## EXERCISE INPUT
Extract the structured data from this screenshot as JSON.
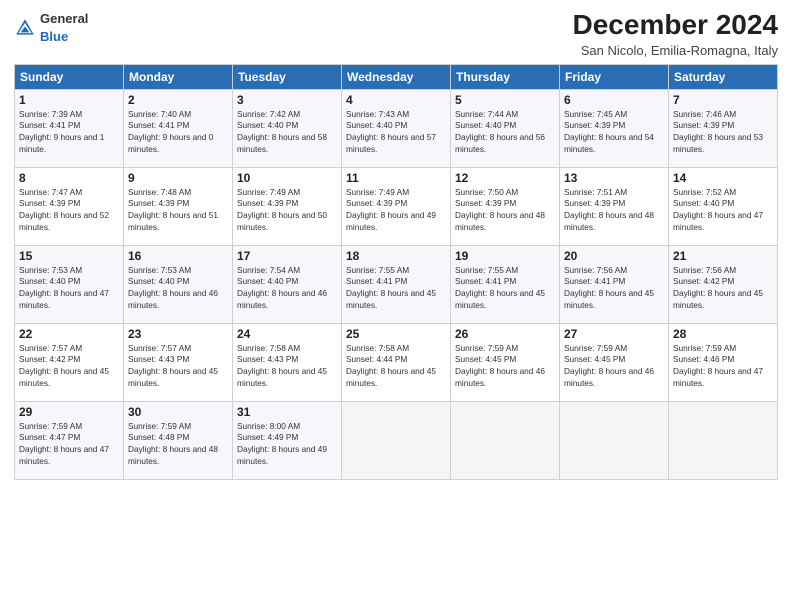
{
  "header": {
    "logo_general": "General",
    "logo_blue": "Blue",
    "month_title": "December 2024",
    "subtitle": "San Nicolo, Emilia-Romagna, Italy"
  },
  "columns": [
    "Sunday",
    "Monday",
    "Tuesday",
    "Wednesday",
    "Thursday",
    "Friday",
    "Saturday"
  ],
  "weeks": [
    [
      {
        "day": "1",
        "rise": "Sunrise: 7:39 AM",
        "set": "Sunset: 4:41 PM",
        "daylight": "Daylight: 9 hours and 1 minute."
      },
      {
        "day": "2",
        "rise": "Sunrise: 7:40 AM",
        "set": "Sunset: 4:41 PM",
        "daylight": "Daylight: 9 hours and 0 minutes."
      },
      {
        "day": "3",
        "rise": "Sunrise: 7:42 AM",
        "set": "Sunset: 4:40 PM",
        "daylight": "Daylight: 8 hours and 58 minutes."
      },
      {
        "day": "4",
        "rise": "Sunrise: 7:43 AM",
        "set": "Sunset: 4:40 PM",
        "daylight": "Daylight: 8 hours and 57 minutes."
      },
      {
        "day": "5",
        "rise": "Sunrise: 7:44 AM",
        "set": "Sunset: 4:40 PM",
        "daylight": "Daylight: 8 hours and 56 minutes."
      },
      {
        "day": "6",
        "rise": "Sunrise: 7:45 AM",
        "set": "Sunset: 4:39 PM",
        "daylight": "Daylight: 8 hours and 54 minutes."
      },
      {
        "day": "7",
        "rise": "Sunrise: 7:46 AM",
        "set": "Sunset: 4:39 PM",
        "daylight": "Daylight: 8 hours and 53 minutes."
      }
    ],
    [
      {
        "day": "8",
        "rise": "Sunrise: 7:47 AM",
        "set": "Sunset: 4:39 PM",
        "daylight": "Daylight: 8 hours and 52 minutes."
      },
      {
        "day": "9",
        "rise": "Sunrise: 7:48 AM",
        "set": "Sunset: 4:39 PM",
        "daylight": "Daylight: 8 hours and 51 minutes."
      },
      {
        "day": "10",
        "rise": "Sunrise: 7:49 AM",
        "set": "Sunset: 4:39 PM",
        "daylight": "Daylight: 8 hours and 50 minutes."
      },
      {
        "day": "11",
        "rise": "Sunrise: 7:49 AM",
        "set": "Sunset: 4:39 PM",
        "daylight": "Daylight: 8 hours and 49 minutes."
      },
      {
        "day": "12",
        "rise": "Sunrise: 7:50 AM",
        "set": "Sunset: 4:39 PM",
        "daylight": "Daylight: 8 hours and 48 minutes."
      },
      {
        "day": "13",
        "rise": "Sunrise: 7:51 AM",
        "set": "Sunset: 4:39 PM",
        "daylight": "Daylight: 8 hours and 48 minutes."
      },
      {
        "day": "14",
        "rise": "Sunrise: 7:52 AM",
        "set": "Sunset: 4:40 PM",
        "daylight": "Daylight: 8 hours and 47 minutes."
      }
    ],
    [
      {
        "day": "15",
        "rise": "Sunrise: 7:53 AM",
        "set": "Sunset: 4:40 PM",
        "daylight": "Daylight: 8 hours and 47 minutes."
      },
      {
        "day": "16",
        "rise": "Sunrise: 7:53 AM",
        "set": "Sunset: 4:40 PM",
        "daylight": "Daylight: 8 hours and 46 minutes."
      },
      {
        "day": "17",
        "rise": "Sunrise: 7:54 AM",
        "set": "Sunset: 4:40 PM",
        "daylight": "Daylight: 8 hours and 46 minutes."
      },
      {
        "day": "18",
        "rise": "Sunrise: 7:55 AM",
        "set": "Sunset: 4:41 PM",
        "daylight": "Daylight: 8 hours and 45 minutes."
      },
      {
        "day": "19",
        "rise": "Sunrise: 7:55 AM",
        "set": "Sunset: 4:41 PM",
        "daylight": "Daylight: 8 hours and 45 minutes."
      },
      {
        "day": "20",
        "rise": "Sunrise: 7:56 AM",
        "set": "Sunset: 4:41 PM",
        "daylight": "Daylight: 8 hours and 45 minutes."
      },
      {
        "day": "21",
        "rise": "Sunrise: 7:56 AM",
        "set": "Sunset: 4:42 PM",
        "daylight": "Daylight: 8 hours and 45 minutes."
      }
    ],
    [
      {
        "day": "22",
        "rise": "Sunrise: 7:57 AM",
        "set": "Sunset: 4:42 PM",
        "daylight": "Daylight: 8 hours and 45 minutes."
      },
      {
        "day": "23",
        "rise": "Sunrise: 7:57 AM",
        "set": "Sunset: 4:43 PM",
        "daylight": "Daylight: 8 hours and 45 minutes."
      },
      {
        "day": "24",
        "rise": "Sunrise: 7:58 AM",
        "set": "Sunset: 4:43 PM",
        "daylight": "Daylight: 8 hours and 45 minutes."
      },
      {
        "day": "25",
        "rise": "Sunrise: 7:58 AM",
        "set": "Sunset: 4:44 PM",
        "daylight": "Daylight: 8 hours and 45 minutes."
      },
      {
        "day": "26",
        "rise": "Sunrise: 7:59 AM",
        "set": "Sunset: 4:45 PM",
        "daylight": "Daylight: 8 hours and 46 minutes."
      },
      {
        "day": "27",
        "rise": "Sunrise: 7:59 AM",
        "set": "Sunset: 4:45 PM",
        "daylight": "Daylight: 8 hours and 46 minutes."
      },
      {
        "day": "28",
        "rise": "Sunrise: 7:59 AM",
        "set": "Sunset: 4:46 PM",
        "daylight": "Daylight: 8 hours and 47 minutes."
      }
    ],
    [
      {
        "day": "29",
        "rise": "Sunrise: 7:59 AM",
        "set": "Sunset: 4:47 PM",
        "daylight": "Daylight: 8 hours and 47 minutes."
      },
      {
        "day": "30",
        "rise": "Sunrise: 7:59 AM",
        "set": "Sunset: 4:48 PM",
        "daylight": "Daylight: 8 hours and 48 minutes."
      },
      {
        "day": "31",
        "rise": "Sunrise: 8:00 AM",
        "set": "Sunset: 4:49 PM",
        "daylight": "Daylight: 8 hours and 49 minutes."
      },
      null,
      null,
      null,
      null
    ]
  ]
}
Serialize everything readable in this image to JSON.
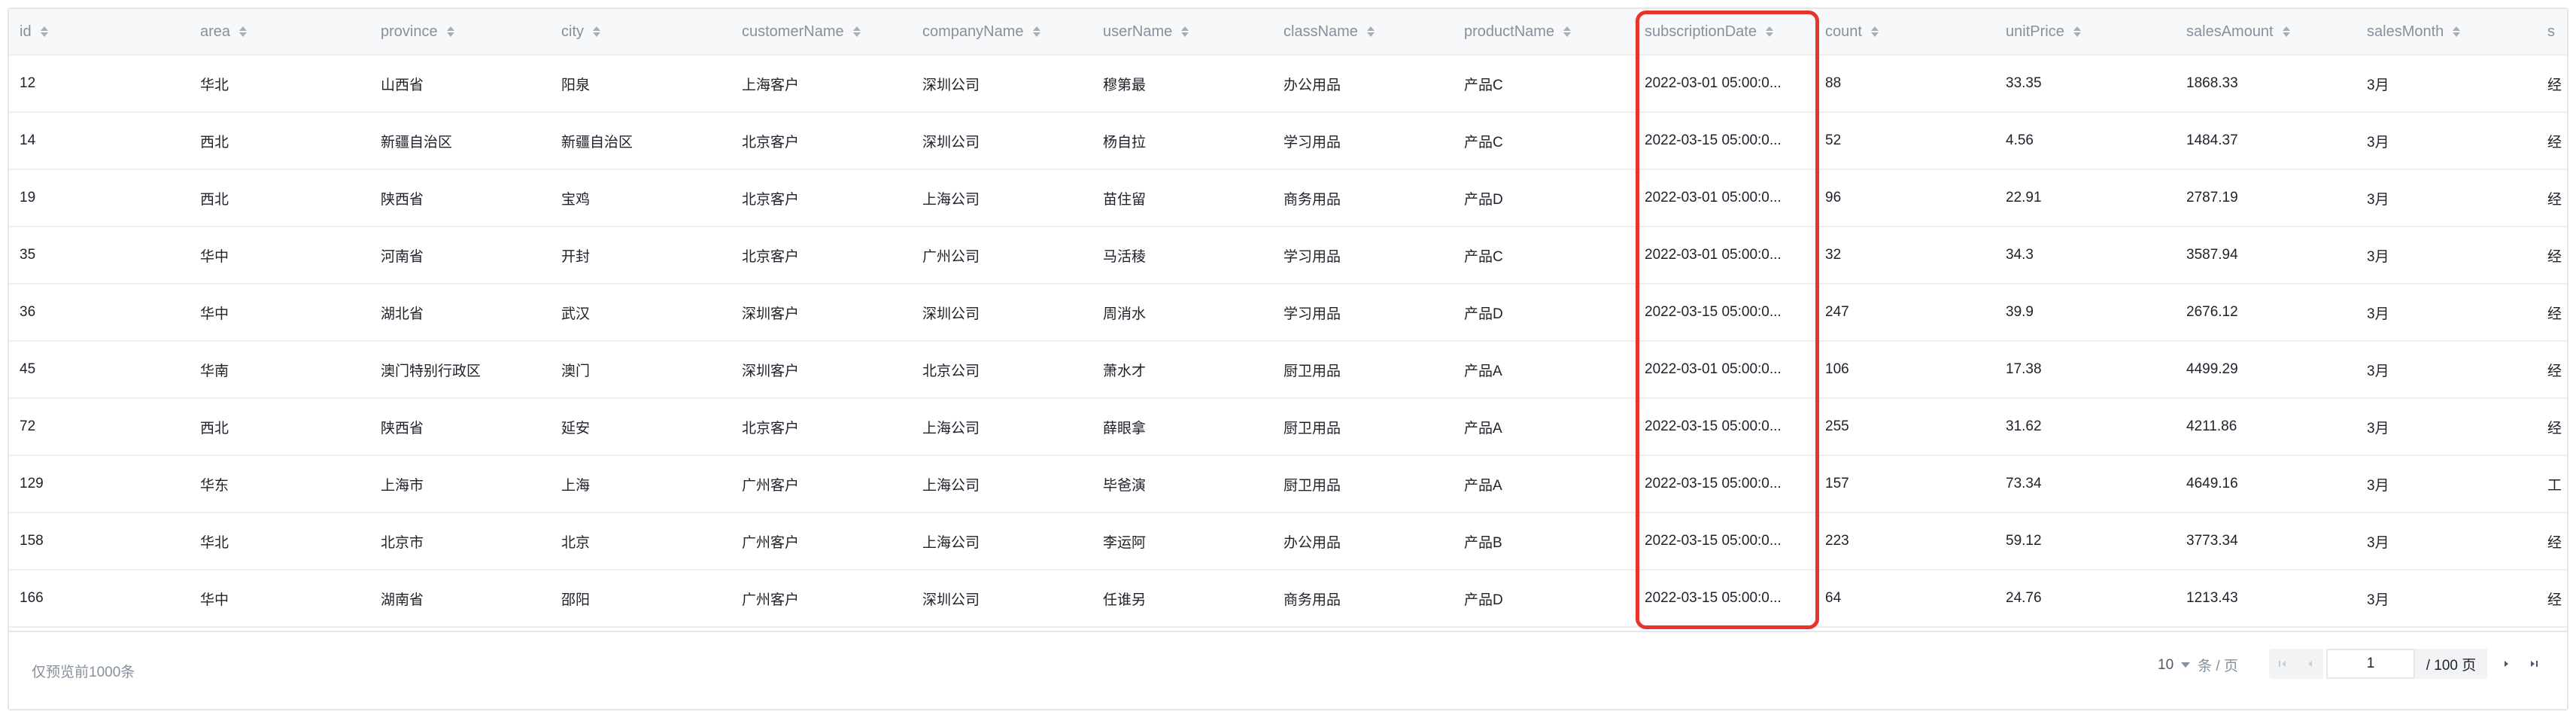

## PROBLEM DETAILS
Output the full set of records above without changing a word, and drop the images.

## OUTPUT
Extract the structured data from this screenshot as JSON.
{
  "header": {
    "logo_general": "General",
    "logo_blue": "Blue",
    "month_title": "December 2024",
    "subtitle": "San Nicolo, Emilia-Romagna, Italy"
  },
  "columns": [
    "Sunday",
    "Monday",
    "Tuesday",
    "Wednesday",
    "Thursday",
    "Friday",
    "Saturday"
  ],
  "weeks": [
    [
      {
        "day": "1",
        "rise": "Sunrise: 7:39 AM",
        "set": "Sunset: 4:41 PM",
        "daylight": "Daylight: 9 hours and 1 minute."
      },
      {
        "day": "2",
        "rise": "Sunrise: 7:40 AM",
        "set": "Sunset: 4:41 PM",
        "daylight": "Daylight: 9 hours and 0 minutes."
      },
      {
        "day": "3",
        "rise": "Sunrise: 7:42 AM",
        "set": "Sunset: 4:40 PM",
        "daylight": "Daylight: 8 hours and 58 minutes."
      },
      {
        "day": "4",
        "rise": "Sunrise: 7:43 AM",
        "set": "Sunset: 4:40 PM",
        "daylight": "Daylight: 8 hours and 57 minutes."
      },
      {
        "day": "5",
        "rise": "Sunrise: 7:44 AM",
        "set": "Sunset: 4:40 PM",
        "daylight": "Daylight: 8 hours and 56 minutes."
      },
      {
        "day": "6",
        "rise": "Sunrise: 7:45 AM",
        "set": "Sunset: 4:39 PM",
        "daylight": "Daylight: 8 hours and 54 minutes."
      },
      {
        "day": "7",
        "rise": "Sunrise: 7:46 AM",
        "set": "Sunset: 4:39 PM",
        "daylight": "Daylight: 8 hours and 53 minutes."
      }
    ],
    [
      {
        "day": "8",
        "rise": "Sunrise: 7:47 AM",
        "set": "Sunset: 4:39 PM",
        "daylight": "Daylight: 8 hours and 52 minutes."
      },
      {
        "day": "9",
        "rise": "Sunrise: 7:48 AM",
        "set": "Sunset: 4:39 PM",
        "daylight": "Daylight: 8 hours and 51 minutes."
      },
      {
        "day": "10",
        "rise": "Sunrise: 7:49 AM",
        "set": "Sunset: 4:39 PM",
        "daylight": "Daylight: 8 hours and 50 minutes."
      },
      {
        "day": "11",
        "rise": "Sunrise: 7:49 AM",
        "set": "Sunset: 4:39 PM",
        "daylight": "Daylight: 8 hours and 49 minutes."
      },
      {
        "day": "12",
        "rise": "Sunrise: 7:50 AM",
        "set": "Sunset: 4:39 PM",
        "daylight": "Daylight: 8 hours and 48 minutes."
      },
      {
        "day": "13",
        "rise": "Sunrise: 7:51 AM",
        "set": "Sunset: 4:39 PM",
        "daylight": "Daylight: 8 hours and 48 minutes."
      },
      {
        "day": "14",
        "rise": "Sunrise: 7:52 AM",
        "set": "Sunset: 4:40 PM",
        "daylight": "Daylight: 8 hours and 47 minutes."
      }
    ],
    [
      {
        "day": "15",
        "rise": "Sunrise: 7:53 AM",
        "set": "Sunset: 4:40 PM",
        "daylight": "Daylight: 8 hours and 47 minutes."
      },
      {
        "day": "16",
        "rise": "Sunrise: 7:53 AM",
        "set": "Sunset: 4:40 PM",
        "daylight": "Daylight: 8 hours and 46 minutes."
      },
      {
        "day": "17",
        "rise": "Sunrise: 7:54 AM",
        "set": "Sunset: 4:40 PM",
        "daylight": "Daylight: 8 hours and 46 minutes."
      },
      {
        "day": "18",
        "rise": "Sunrise: 7:55 AM",
        "set": "Sunset: 4:41 PM",
        "daylight": "Daylight: 8 hours and 45 minutes."
      },
      {
        "day": "19",
        "rise": "Sunrise: 7:55 AM",
        "set": "Sunset: 4:41 PM",
        "daylight": "Daylight: 8 hours and 45 minutes."
      },
      {
        "day": "20",
        "rise": "Sunrise: 7:56 AM",
        "set": "Sunset: 4:41 PM",
        "daylight": "Daylight: 8 hours and 45 minutes."
      },
      {
        "day": "21",
        "rise": "Sunrise: 7:56 AM",
        "set": "Sunset: 4:42 PM",
        "daylight": "Daylight: 8 hours and 45 minutes."
      }
    ],
    [
      {
        "day": "22",
        "rise": "Sunrise: 7:57 AM",
        "set": "Sunset: 4:42 PM",
        "daylight": "Daylight: 8 hours and 45 minutes."
      },
      {
        "day": "23",
        "rise": "Sunrise: 7:57 AM",
        "set": "Sunset: 4:43 PM",
        "daylight": "Daylight: 8 hours and 45 minutes."
      },
      {
        "day": "24",
        "rise": "Sunrise: 7:58 AM",
        "set": "Sunset: 4:43 PM",
        "daylight": "Daylight: 8 hours and 45 minutes."
      },
      {
        "day": "25",
        "rise": "Sunrise: 7:58 AM",
        "set": "Sunset: 4:44 PM",
        "daylight": "Daylight: 8 hours and 45 minutes."
      },
      {
        "day": "26",
        "rise": "Sunrise: 7:59 AM",
        "set": "Sunset: 4:45 PM",
        "daylight": "Daylight: 8 hours and 46 minutes."
      },
      {
        "day": "27",
        "rise": "Sunrise: 7:59 AM",
        "set": "Sunset: 4:45 PM",
        "daylight": "Daylight: 8 hours and 46 minutes."
      },
      {
        "day": "28",
        "rise": "Sunrise: 7:59 AM",
        "set": "Sunset: 4:46 PM",
        "daylight": "Daylight: 8 hours and 47 minutes."
      }
    ],
    [
      {
        "day": "29",
        "rise": "Sunrise: 7:59 AM",
        "set": "Sunset: 4:47 PM",
        "daylight": "Daylight: 8 hours and 47 minutes."
      },
      {
        "day": "30",
        "rise": "Sunrise: 7:59 AM",
        "set": "Sunset: 4:48 PM",
        "daylight": "Daylight: 8 hours and 48 minutes."
      },
      {
        "day": "31",
        "rise": "Sunrise: 8:00 AM",
        "set": "Sunset: 4:49 PM",
        "daylight": "Daylight: 8 hours and 49 minutes."
      },
      null,
      null,
      null,
      null
    ]
  ]
}
Serialize everything readable in this image to JSON.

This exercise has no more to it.